A linear economy extracts value; a circular economy creates it. Circular design creates circular economies, in which waste and pollution are designed out, products and materials are kept in use for as long as possible (we dispose of disposability and design for repairability), and natural systems are regenerated. We revive the relationship with the natural world that our great great grandmothers and fathers enjoyed; we return to live with nature as an equal partner rather than to control or exploit it.
Huge changes are needed in our mindsets, our attitudes. Communality replaces competition; collaborative and co-design models transform the output of manufacturers from product to service.
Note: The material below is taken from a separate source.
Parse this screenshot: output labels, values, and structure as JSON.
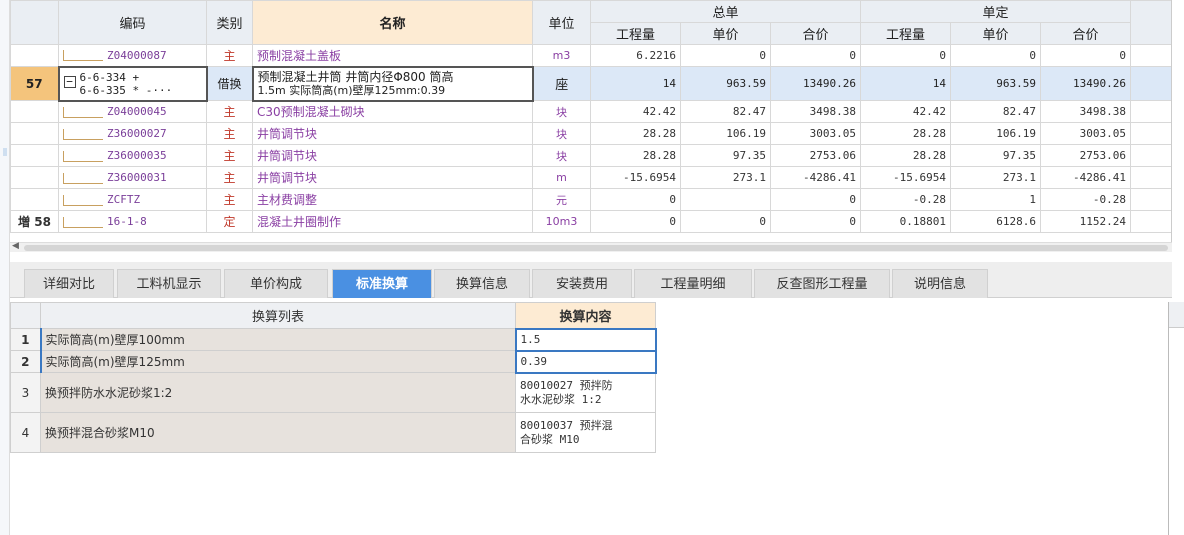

An electrical company sells light, not light bulbs; a washing machine manufacturer sells sweet-smelling laundry, not machines.
Leading the way in policy, the Netherlands, for instance, is committed to transforming its entire economy to circular by 2050, while the Mayor of London has recently published ‘Design for a Circular Economy’. But design must start now, urgently. The key is to see our place in time. The values at the heart of circularity are time honoured; compassion, community, collaboration and craftsmanship were the drivers of pre-industrial society, and as the circle turns, they come to the top again. Craft expresses and celebrates a beautiful, balanced society. Reviving the subtle, personal, spiritual traditions of craftsmanship, which carry such weight in both Eastern and Western cultures, gives cultural or circular design a far greater dignity and inner strength than the commercial design which creates yet another product that no one needs and will soon be adding to landfill or ocean waste.
To achieve a circular economy, circular design is the first and foremost, the primary tool; and to achieve the mindset of circular design, we must make it mindful design. We must draw on our own internal, conscious awareness and ask: does this help change attitudes and behaviour? Is it truthful? Is it beautiful? In our new, circular design practice, beauty itself must be redesigned and redefined – but that is another story.
Aidan Walker, Design Shanghai Forum Programme Director